Cracovians are becoming accustomed to the great white balloon and tourists are loving it, but a group of dissenting voices has caused controversy. An article in the Polish daily Gazeta Wyborcza titled “Americans Stab the Balloon” (“Amerykanie kłują balon”) has provoked more comment than the balloon itself.
Public opinion is divided over the balloon. Many see it as an exciting and attractive addition to the city. Others are concerned that it is the latest example of a policy of aggressive development and Disneyfication that is out of control. Both points of view have become somewhat lost, however, in the furore generated by the Gazeta Wyborcza article.
The setting of the balloon in such a sensitive location, close to Wawel Castle and Skałka church, has been controversial from the beginning. Placing such a visually dominant attraction next to two of Poland’s most important ancient monuments was seen as bold by some and disastrously disrespectful by others. Though assembled and technically ready to fly since mid-2008, the balloon fell foul of civil aviation rules that kept it grounded for half a year. The balloon’s operator, HiFlyer Polska, finally received the necessary Air Operator Certificate on 10 April of this year. This long delay, during which the balloon crouched fully inflated behind ugly construction fences, fuelled resentment among local residents.
It was not until the balloon went into regular operation that it became clear how great its visual impact would be. Rising 150 metres into the air at the end of its tether, the pure white globe is visible from all over the city. Rising and falling every 15 minutes, its appearance over ancient rooftops and spires can be sudden and startling. In a city that wears the tragedies and glories of its long history proudly, the frivolity of the balloon is jarring for some.
The Gazeta Wyborcza article, which appeared at the end of May, made the sensational claim that a group of Americans were organising an aggressive campaign against the balloon and identified one Christopher Gray as the leader of this movement. A large proportion of the more than 150 comments attracted by the article on the paper’s website concentrated on attacking Mr. Gray for interfering in a purely Polish matter. Even many of those opposed to the balloon questioned the right of an American to express a similar opinion.
In an interview with the Krakow Post, Christopher Gray has expressed anger and bewilderment over the content of the article and public reaction to it. “This is a peaceful campaign,” he said “we do not want to attack anybody or anything.” He also made it clear that he is just one member of a group calling itself “Protect Krakow’s Heritage” (Towarzystwo Miłośników Historii i Zabytków Krakowa) that is largely made up of local Polish people, not foreigners. “I’ve lived here for 10 years,” he added. “My life is here and this is my home.
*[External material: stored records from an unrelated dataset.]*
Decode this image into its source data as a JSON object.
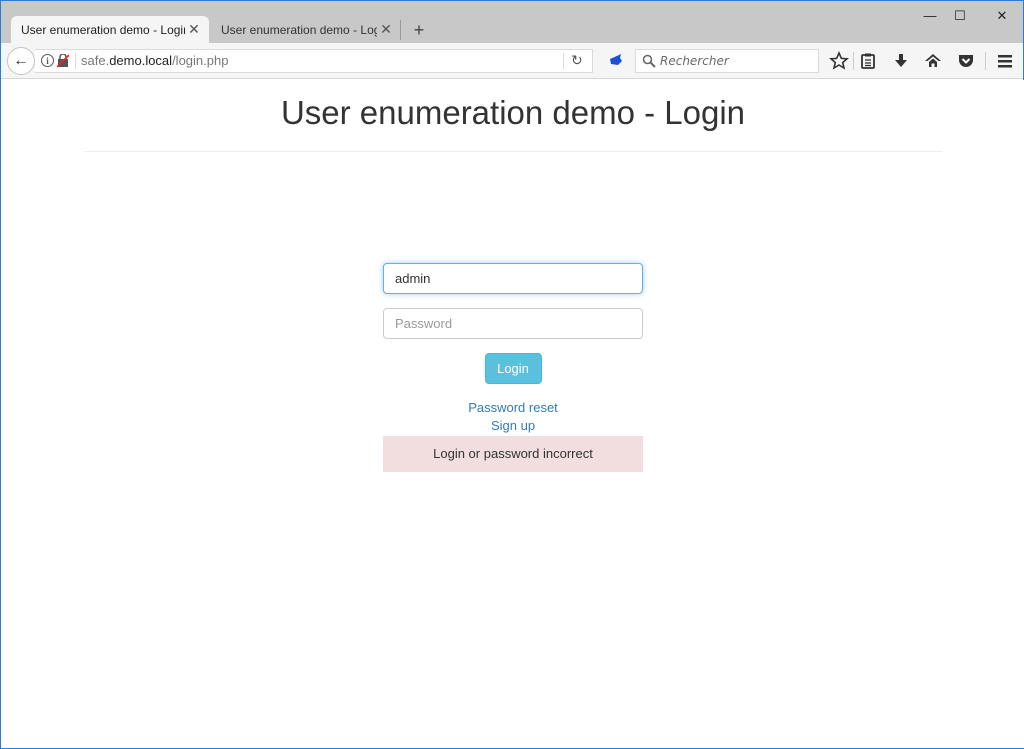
{
  "browser": {
    "tabs": [
      {
        "title": "User enumeration demo - Login",
        "active": true
      },
      {
        "title": "User enumeration demo - Login",
        "active": false
      }
    ],
    "new_tab_label": "+",
    "window_controls": {
      "minimize": "—",
      "maximize": "☐",
      "close": "✕"
    },
    "url": {
      "prefix": "safe.",
      "host": "demo.local",
      "path": "/login.php"
    },
    "search": {
      "placeholder": "Rechercher",
      "value": ""
    },
    "icons": [
      "back-icon",
      "info-icon",
      "insecure-lock-icon",
      "reload-icon",
      "extension-icon",
      "search-icon",
      "bookmark-star-icon",
      "reading-list-icon",
      "download-icon",
      "home-icon",
      "pocket-icon",
      "menu-icon"
    ]
  },
  "page": {
    "title": "User enumeration demo - Login",
    "form": {
      "username_value": "admin",
      "password_placeholder": "Password",
      "password_value": "",
      "login_label": "Login"
    },
    "links": {
      "password_reset": "Password reset",
      "sign_up": "Sign up"
    },
    "alert": {
      "message": "Login or password incorrect",
      "color": "#f2dede"
    },
    "colors": {
      "button": "#5bc0de",
      "link": "#337ab7",
      "focus": "#66afe9"
    }
  }
}
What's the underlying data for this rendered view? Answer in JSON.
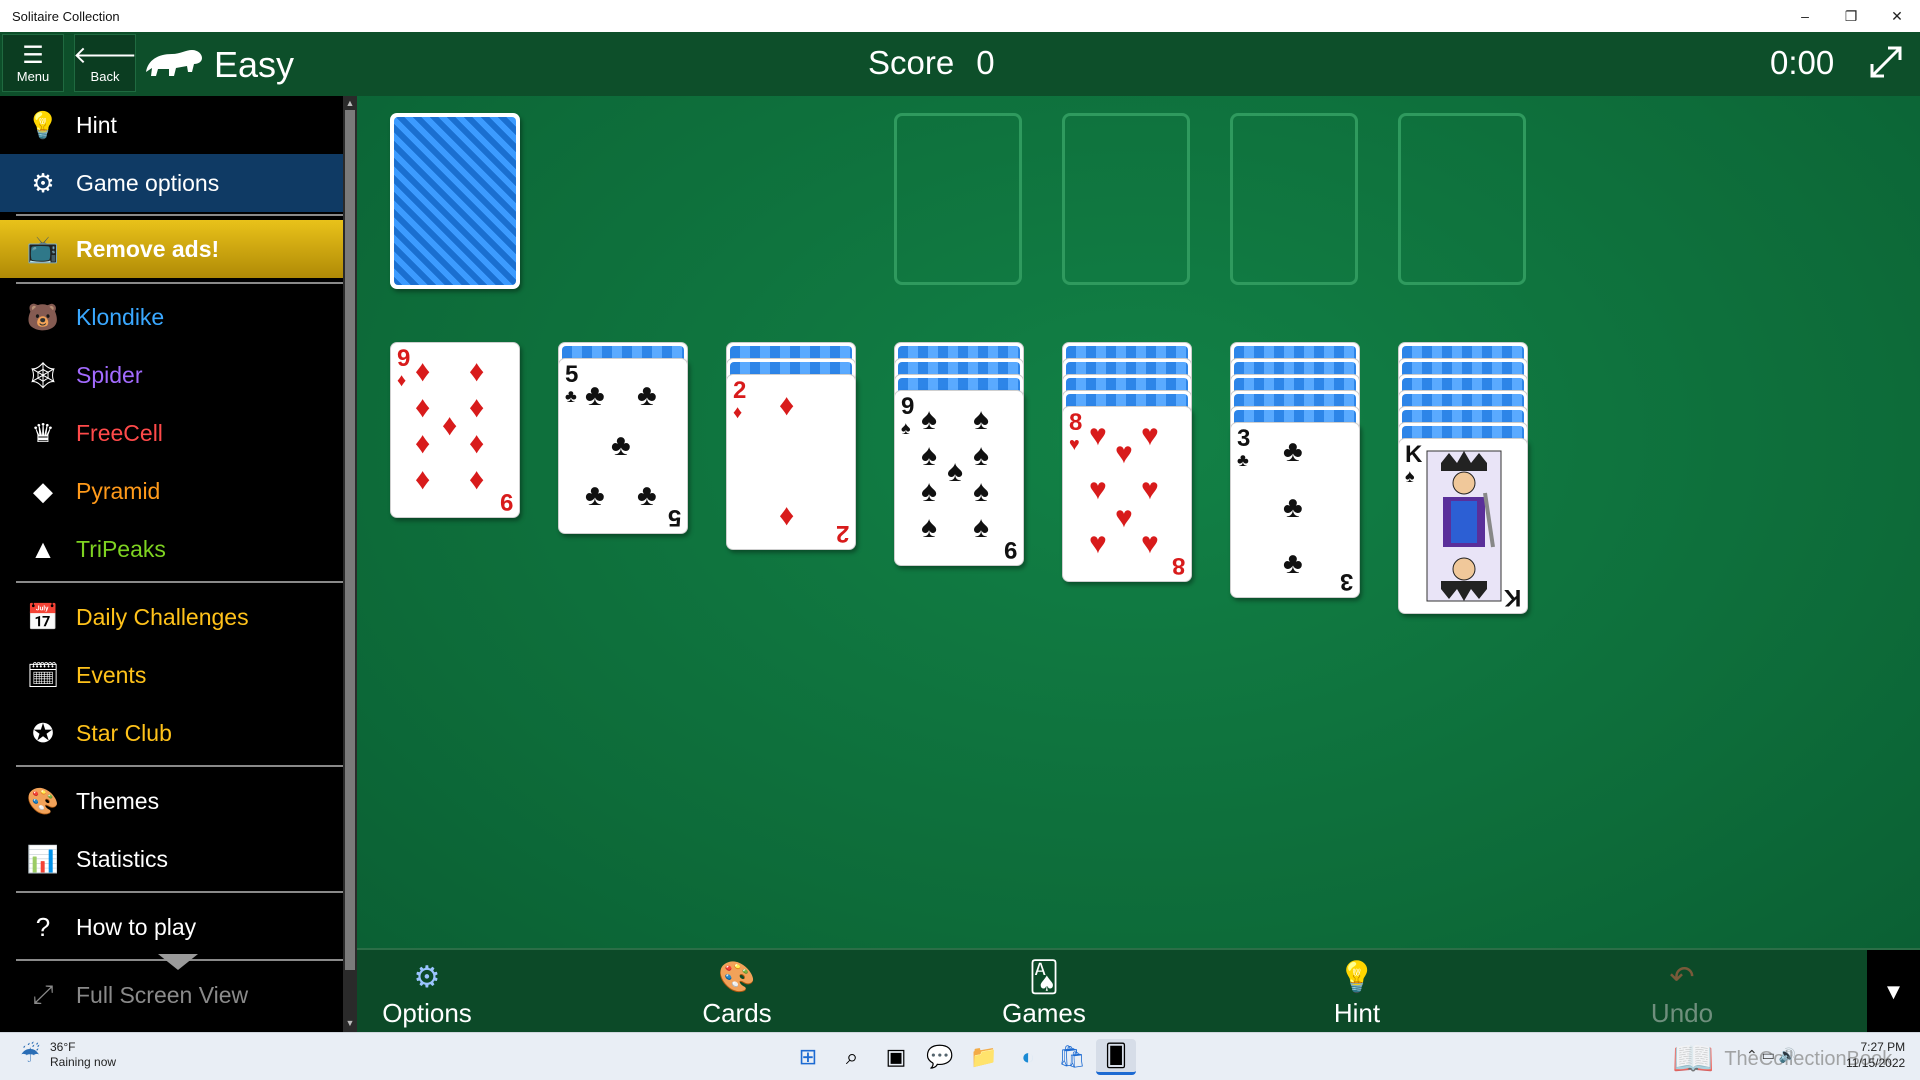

I think I have as much right to protest as any other Krakow resident, Polish-born or not.”
The city authorities have been investing heavily in programs to improve Krakow’s attractiveness to tourists and foreign investors for several years now. Although many of these improvements are welcomed by groups such as Protect Krakow’s Heritage, there is growing concern that some changes are being made without any consultation with the city’s residents. The balloon has become the most striking symbol of this concern.
HiFlyer Polska has permission to use the current site until the end of this year after which time the project will be reviewed. Unconfirmed reports suggest that the balloon will likely be re-sited on the opposite bank of the river. The eventual resolution of this controversy may have implications for other Polish cities since HiFlyer Polska is said to be negotiating with city authorities in Gdańsk and Chorzów for two more balloons.